I went to White Spot recently with my boyfriend, his parents and his visiting aunt and uncle. I usually order the same thing every time I go, but decided that day to try something new. Salad. I chose one with a tomato icon beside it – indicating that it was vegetarian. The waitress took my order and asked if I’d like to add chicken to that.
“No. No chicken”. And then I worried I’d sounded excessively forceful.
The salad showed up a while later, nestled in a huge, folded tortilla bowl, and thoroughly laced with chicken. I explained that I hadn’t ordered it with chicken and the waitress apologized, saying she’d get me a new, and whisked it away into the kitchen.
For as long as I can remember, I’ve never been fond of chicken meat. There’s a certain smell that reminds me of those days on the farm all those years ago when, as a child, I helped my family pluck chickens in the garage. The smell of damp, hot feathers and chicken skin hung in the air, limiting my enjoyment of chicken from that day on to a very few dishes. The final feather came 11 years ago; in the high heat of summer, a transport truck heading for a Vancouver chicken processing plant and loaded with filthy, disheveled birds, pulled up beside the bus I was riding in and enveloped it in a reeking cloud. The smell was nauseating. Deciding then and there that I no longer needed to be party to the process, I stopped eating chicken completely.
The waitress arrived, with the ‘new’ salad.
“This is a fresh salad. No chicken.” she said, putting it down in front of me and rushing over to the other side of the table to deliver drinks to my boyfriend’s parents.

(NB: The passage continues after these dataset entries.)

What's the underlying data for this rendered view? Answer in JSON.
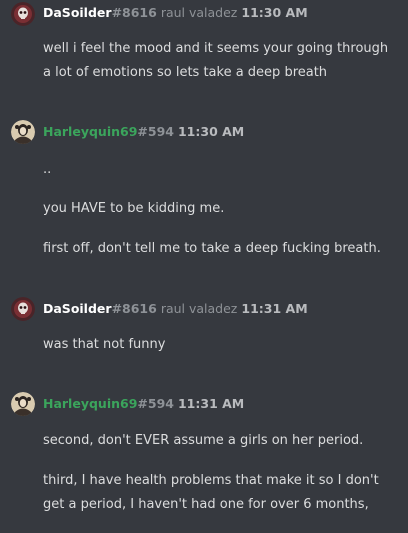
{
  "messages": [
    {
      "username": "DaSoilder",
      "tag": "#8616",
      "nickname": "raul valadez",
      "time": "11:30 AM",
      "lines": [
        "well i feel the mood and it seems your going through",
        "a lot of emotions so lets take a deep breath"
      ]
    },
    {
      "username": "Harleyquin69",
      "tag": "#594",
      "time": "11:30 AM",
      "lines": [
        "..",
        "you HAVE to be kidding me.",
        "first off, don't tell me to take a deep fucking breath."
      ]
    },
    {
      "username": "DaSoilder",
      "tag": "#8616",
      "nickname": "raul valadez",
      "time": "11:31 AM",
      "lines": [
        "was that not funny"
      ]
    },
    {
      "username": "Harleyquin69",
      "tag": "#594",
      "time": "11:31 AM",
      "lines": [
        "second, don't EVER assume a girls on her period.",
        "third, I have health problems that make it so I don't",
        "get a period, I haven't had one for over 6 months,"
      ]
    }
  ],
  "colors": {
    "background": "#36393f",
    "username_default": "#ffffff",
    "username_harley": "#3ba55c",
    "tag": "#8e9297",
    "message_text": "#dcddde"
  },
  "icons": {
    "dasoilder_avatar": "skull-avatar-icon",
    "harley_avatar": "harley-avatar-icon"
  }
}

I looked at the salad. The enormous tortilla boat curved upwards from the plate like a thin-lipped mouth, gagged with tousled salad. The edge of the mouth was missing a curved chunk, coincidentally much the same size and shape as its predecessor. The bottom edge of the tortilla angled up a bit, partially concealing a piece of chicken that had escaped the removal efforts of the kitchen staff and lay, like a section of accusing finger, beneath it on the plate.